The Elder Scrolls 5: Skyrim is a great game. It hit the shelves in 2011, and it’s still going strong since. Part of this success is the game’s inherent support for mods and player-created content. But with player-created content, always comes a level of instability.
Skyrim itself is already a game prone to crashes. Bethesda isn’t known for its engineering capabilities, and it shows. Glitches and crashes are frequent when playing Skyrim. Most of the time, the issue fixes itself, and you revert to your old save.
But what about when your game refuses to open or crashes at a specific location all the time? This scenario is where crash logs can help.
Table of Contents
What are crash logs?
Crash logs are files generated by a program when it encounters a problem and shuts itself off. These files contain vital data about what happened in the moments of the crash. It is the software equivalent of a black box on an airplane.
Looking at this data is a crucial step in troubleshooting software issues. Crash logs are used by almost all programs these days to help figure out bugs and coding errors.
If your Skyrim installation keeps crashing constantly, understanding crash logs is essential.

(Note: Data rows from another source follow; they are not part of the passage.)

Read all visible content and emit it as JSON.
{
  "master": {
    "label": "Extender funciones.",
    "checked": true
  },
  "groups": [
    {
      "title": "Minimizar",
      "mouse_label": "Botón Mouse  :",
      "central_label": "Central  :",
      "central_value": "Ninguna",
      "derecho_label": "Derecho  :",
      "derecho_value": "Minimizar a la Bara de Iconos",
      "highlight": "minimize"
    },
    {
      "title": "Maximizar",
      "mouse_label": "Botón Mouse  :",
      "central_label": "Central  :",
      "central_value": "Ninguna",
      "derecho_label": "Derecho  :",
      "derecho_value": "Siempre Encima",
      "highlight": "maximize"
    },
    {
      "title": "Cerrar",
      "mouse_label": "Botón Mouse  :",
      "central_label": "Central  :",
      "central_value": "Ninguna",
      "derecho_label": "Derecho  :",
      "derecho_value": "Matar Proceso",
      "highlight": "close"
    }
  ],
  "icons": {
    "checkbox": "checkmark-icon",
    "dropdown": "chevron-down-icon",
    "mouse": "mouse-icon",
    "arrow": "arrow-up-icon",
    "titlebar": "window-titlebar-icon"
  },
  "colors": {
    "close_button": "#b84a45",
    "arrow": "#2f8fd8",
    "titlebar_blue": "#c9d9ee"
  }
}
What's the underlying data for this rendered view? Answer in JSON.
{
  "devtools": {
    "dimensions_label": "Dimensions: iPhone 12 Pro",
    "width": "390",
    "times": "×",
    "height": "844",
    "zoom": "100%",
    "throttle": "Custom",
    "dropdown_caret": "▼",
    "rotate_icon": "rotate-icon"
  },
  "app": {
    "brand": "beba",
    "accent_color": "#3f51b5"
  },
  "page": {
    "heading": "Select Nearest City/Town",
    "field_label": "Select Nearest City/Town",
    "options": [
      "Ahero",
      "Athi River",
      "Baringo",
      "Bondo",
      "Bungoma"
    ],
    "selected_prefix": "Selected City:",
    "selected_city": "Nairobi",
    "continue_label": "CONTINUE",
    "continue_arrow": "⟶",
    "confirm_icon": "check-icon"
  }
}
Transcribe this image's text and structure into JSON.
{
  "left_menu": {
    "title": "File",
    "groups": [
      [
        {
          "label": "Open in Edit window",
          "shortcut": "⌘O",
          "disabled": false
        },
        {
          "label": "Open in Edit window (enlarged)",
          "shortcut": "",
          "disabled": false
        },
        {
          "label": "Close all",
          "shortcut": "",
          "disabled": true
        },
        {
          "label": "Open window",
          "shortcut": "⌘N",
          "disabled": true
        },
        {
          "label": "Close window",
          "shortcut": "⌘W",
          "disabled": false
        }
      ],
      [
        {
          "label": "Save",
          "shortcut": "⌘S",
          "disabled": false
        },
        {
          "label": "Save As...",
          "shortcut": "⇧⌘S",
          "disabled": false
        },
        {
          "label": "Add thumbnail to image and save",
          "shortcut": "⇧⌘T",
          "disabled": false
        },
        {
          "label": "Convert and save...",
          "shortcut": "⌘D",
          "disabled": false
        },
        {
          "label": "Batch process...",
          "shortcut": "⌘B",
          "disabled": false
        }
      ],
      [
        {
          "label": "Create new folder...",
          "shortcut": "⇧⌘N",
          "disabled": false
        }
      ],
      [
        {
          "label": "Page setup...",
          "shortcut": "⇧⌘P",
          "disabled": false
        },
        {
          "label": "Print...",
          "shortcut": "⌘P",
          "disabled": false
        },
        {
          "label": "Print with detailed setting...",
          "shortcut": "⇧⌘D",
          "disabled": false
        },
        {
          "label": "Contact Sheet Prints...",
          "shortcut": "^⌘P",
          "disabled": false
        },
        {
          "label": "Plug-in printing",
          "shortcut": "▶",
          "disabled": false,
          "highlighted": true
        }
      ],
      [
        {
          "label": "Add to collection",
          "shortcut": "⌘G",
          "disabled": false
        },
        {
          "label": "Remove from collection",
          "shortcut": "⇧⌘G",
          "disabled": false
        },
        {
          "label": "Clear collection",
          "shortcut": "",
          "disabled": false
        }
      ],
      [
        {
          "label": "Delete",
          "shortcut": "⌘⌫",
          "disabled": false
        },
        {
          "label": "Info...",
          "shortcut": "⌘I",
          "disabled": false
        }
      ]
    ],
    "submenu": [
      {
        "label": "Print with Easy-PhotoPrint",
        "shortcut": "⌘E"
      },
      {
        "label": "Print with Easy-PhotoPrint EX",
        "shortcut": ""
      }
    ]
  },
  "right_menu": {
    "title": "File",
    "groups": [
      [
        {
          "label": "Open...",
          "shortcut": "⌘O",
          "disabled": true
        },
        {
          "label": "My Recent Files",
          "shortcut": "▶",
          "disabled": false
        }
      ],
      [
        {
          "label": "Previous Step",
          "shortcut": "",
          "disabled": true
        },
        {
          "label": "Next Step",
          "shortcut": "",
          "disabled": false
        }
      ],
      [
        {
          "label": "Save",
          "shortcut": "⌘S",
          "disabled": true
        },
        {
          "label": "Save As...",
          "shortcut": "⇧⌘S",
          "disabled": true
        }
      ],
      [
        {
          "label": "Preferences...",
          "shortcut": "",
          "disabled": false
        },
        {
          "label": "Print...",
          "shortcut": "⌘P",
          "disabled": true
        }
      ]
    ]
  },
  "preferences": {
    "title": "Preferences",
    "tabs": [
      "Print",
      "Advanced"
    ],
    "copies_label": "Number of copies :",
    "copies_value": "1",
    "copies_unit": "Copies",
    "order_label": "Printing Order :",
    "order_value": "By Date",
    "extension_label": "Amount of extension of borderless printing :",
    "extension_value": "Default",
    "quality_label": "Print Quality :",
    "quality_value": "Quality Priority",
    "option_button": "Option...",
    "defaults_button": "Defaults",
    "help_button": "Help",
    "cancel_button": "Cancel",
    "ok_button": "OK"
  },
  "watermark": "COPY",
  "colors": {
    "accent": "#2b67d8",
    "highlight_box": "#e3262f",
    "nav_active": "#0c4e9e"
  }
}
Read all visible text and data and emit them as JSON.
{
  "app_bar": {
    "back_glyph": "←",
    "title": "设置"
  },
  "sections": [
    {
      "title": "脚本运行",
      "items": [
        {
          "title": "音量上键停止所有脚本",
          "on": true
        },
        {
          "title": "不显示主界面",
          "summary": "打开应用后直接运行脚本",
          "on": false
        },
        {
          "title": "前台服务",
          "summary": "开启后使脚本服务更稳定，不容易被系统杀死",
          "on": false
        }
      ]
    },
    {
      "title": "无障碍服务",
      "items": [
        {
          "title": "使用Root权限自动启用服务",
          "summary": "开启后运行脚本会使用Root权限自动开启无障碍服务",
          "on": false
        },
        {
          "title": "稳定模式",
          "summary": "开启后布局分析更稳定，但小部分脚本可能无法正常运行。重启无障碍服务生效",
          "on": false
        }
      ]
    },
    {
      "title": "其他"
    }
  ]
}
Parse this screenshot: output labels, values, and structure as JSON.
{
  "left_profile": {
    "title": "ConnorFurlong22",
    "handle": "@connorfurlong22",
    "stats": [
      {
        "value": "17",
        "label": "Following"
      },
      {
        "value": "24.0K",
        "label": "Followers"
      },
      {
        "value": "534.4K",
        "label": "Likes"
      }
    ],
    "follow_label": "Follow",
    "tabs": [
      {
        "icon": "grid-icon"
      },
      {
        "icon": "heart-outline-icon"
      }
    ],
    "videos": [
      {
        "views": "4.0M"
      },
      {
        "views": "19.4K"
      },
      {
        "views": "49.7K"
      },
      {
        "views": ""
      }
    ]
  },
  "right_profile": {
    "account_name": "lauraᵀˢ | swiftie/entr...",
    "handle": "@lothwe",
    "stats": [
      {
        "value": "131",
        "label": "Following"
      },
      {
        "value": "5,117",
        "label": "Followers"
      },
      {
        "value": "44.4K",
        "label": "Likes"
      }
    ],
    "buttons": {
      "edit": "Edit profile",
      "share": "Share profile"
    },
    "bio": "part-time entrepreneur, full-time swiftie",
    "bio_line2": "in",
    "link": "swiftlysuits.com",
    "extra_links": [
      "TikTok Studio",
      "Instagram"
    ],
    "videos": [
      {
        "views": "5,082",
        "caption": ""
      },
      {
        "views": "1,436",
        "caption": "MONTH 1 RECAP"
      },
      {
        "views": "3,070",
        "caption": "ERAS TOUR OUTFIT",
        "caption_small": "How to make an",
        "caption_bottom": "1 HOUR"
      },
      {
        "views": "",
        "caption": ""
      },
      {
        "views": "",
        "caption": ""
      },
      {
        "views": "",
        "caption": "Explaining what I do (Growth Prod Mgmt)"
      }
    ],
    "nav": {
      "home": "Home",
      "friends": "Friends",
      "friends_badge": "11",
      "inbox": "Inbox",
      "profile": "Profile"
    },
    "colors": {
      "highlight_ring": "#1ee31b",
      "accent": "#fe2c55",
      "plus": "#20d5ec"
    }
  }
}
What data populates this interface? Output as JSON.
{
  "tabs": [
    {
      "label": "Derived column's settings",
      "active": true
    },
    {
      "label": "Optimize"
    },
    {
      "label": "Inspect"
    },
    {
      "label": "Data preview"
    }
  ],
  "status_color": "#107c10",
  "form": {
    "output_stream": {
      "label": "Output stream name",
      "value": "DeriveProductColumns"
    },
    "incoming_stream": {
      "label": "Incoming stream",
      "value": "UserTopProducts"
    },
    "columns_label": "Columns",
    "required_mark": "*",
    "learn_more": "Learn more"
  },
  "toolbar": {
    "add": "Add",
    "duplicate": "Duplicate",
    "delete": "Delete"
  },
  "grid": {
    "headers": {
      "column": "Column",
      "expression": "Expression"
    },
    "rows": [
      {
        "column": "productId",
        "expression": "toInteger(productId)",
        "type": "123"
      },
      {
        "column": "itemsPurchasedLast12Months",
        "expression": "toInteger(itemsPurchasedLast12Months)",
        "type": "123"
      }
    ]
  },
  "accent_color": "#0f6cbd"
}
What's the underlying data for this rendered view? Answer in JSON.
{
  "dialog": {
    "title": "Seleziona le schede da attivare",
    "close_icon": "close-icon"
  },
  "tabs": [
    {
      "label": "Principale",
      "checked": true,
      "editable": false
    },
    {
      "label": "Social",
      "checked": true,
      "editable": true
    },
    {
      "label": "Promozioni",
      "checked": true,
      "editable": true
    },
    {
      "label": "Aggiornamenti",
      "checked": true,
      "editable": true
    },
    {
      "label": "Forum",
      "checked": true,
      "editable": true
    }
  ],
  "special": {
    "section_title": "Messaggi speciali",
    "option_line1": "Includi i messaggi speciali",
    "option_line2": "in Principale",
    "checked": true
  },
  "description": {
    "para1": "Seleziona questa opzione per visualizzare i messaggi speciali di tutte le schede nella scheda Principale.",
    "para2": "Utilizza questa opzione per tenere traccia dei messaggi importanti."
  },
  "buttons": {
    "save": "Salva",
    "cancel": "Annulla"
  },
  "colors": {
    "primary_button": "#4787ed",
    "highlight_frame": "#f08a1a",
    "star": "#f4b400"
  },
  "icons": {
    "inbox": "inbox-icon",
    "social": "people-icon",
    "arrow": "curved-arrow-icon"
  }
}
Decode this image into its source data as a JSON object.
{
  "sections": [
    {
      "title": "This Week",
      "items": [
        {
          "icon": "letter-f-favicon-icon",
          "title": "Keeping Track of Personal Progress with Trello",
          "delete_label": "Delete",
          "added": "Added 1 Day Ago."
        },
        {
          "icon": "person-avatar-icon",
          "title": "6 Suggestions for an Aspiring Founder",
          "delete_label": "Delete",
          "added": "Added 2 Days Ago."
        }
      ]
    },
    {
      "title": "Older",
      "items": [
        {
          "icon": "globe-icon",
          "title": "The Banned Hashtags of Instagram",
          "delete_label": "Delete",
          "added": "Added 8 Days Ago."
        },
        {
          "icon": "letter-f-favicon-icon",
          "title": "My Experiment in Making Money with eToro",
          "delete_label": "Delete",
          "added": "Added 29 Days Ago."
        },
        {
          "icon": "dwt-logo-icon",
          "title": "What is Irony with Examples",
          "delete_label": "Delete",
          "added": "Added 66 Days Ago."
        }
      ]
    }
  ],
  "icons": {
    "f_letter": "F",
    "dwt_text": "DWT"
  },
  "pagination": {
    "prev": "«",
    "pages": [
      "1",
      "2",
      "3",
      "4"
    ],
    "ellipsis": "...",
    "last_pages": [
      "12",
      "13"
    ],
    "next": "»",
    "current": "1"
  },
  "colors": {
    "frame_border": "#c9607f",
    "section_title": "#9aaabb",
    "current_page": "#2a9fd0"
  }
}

Especially if you have a heavily modded game, crashes can be frequent and common on modded configurations.
These crashes can be game-breaking, and you might not know which mod, in particular, is causing the issue. Looking at the log files will help figure out what is going on.
How to Enable and Access Skyrim Crash Logs
Skyrim uses something called the Papyrus engine to describe and record log data. Papyrus Crash Logging is not enabled in Skyrim by default. These are the steps to enable it.
Step 1: Navigate to Skyrim.ini
Skyrim stores all of its game configuration on a “.ini” file in your user folder. Unless you are using special software like Mod Organizer 2, you can find your Skyrim.ini file in:
<Your Main Drive>\Users\<Your User Name>\Documents\My Games\Skyrim\
And if you have the special edition:
<Your Main Drive>\Users\<Your User Name>\Documents\My Games\Skyrim Special Edition\
If you are using Mod Organizer 2, your Skyrim.ini can be found in the Profiles section of the software. Click on the “open INIs folder” button, as shown in the picture below.
Step 2: Open Skyrim.ini
Once you find your Skyrim.ini file, you need to make some edits to it. I heavily recommend installing Notepad++ for this. The program is handy in the navigation of any .ini or config files.
Step 3: Edit Skyrim.ini
Search and look for a [Papyrus] section in the file. If you do not find any, add these lines to the end of the ini.
These are the commands that will activate Papyrus.
If you already have a [Papyrus] section, check to see if these terms are there and the values match. If not, edit it to look like the text above without touching any other settings.
Congratulations! You have now enabled Papyrus Crash Logging for Skyrim. Skyrim should start generating crash logs every time it crashes now. If not, redo the steps given above.
The next part of your troubleshooting should be to take a look at these logs.
Step 1: Finding your crash logs
You can find the generated logs in the same folder you found your Skyrim.ini file in the above section. Go to the Skyrim.ini folder and open the new folder called logs. Inside it will be another folder called script. This folder is where Skyrim generates the logs.
It should look something like this:
Step 2: Opening your crash logs
The Papyrus.0 file will always be the latest crash log. It will not always be the one that should interest you. The file with the same generation time as your game crash is the one you should pay attention to. Configure your explorer to show timestamps if you have difficulty finding the required log file.
Go ahead and open the log with the matching timestamp. Again, I recommend using Notepad++. It will open up the file in a much more manageable way.
Step 3: Understanding your crash log
Scroll to the bottom. It should show you the last thing the game recorded before it shut off. This place is where you’ll find the culprit behind the crash.
Look for error messages in the last significant timestamp inside the file. The list of possible messages is vast. The best thing to do now is to copy the error message and look it up on a search engine.
Chances are someone else with the same issue has made a post in a forum of a particular mod. There are thousands of mods out there, and everyone’s error messages will vary.
Common examples of error messages are missing .esm/esp files or driver issues. If you see that you are missing something called Dragonborn.esm, Hearthfire.esm, or Dawnguard.esm, you might not have the required DLC installed.
The best thing to do then is to reinstall the game and the DLC. Missing DLC is usually the most common error.
Dealing with constant crashing
If the crash logs do not help you figure out the problem, the next best thing is to optimize your load order.
This is where LOOT comes in. LOOT stands for Load Order Optimization Tool. It can troubleshoot what mods are conflicting with each other or if there are mods with missing masters.
Download and run LOOT. Select Skyrim at the section shown above. You can install it anywhere in your system. Running it will provide you with the list of mods you have installed and show you any problems with the modlist.
Pressing the three lines beside your game title automatically sorts your mods for you. Your game will run better and smoother than before and might stop crashing entirely.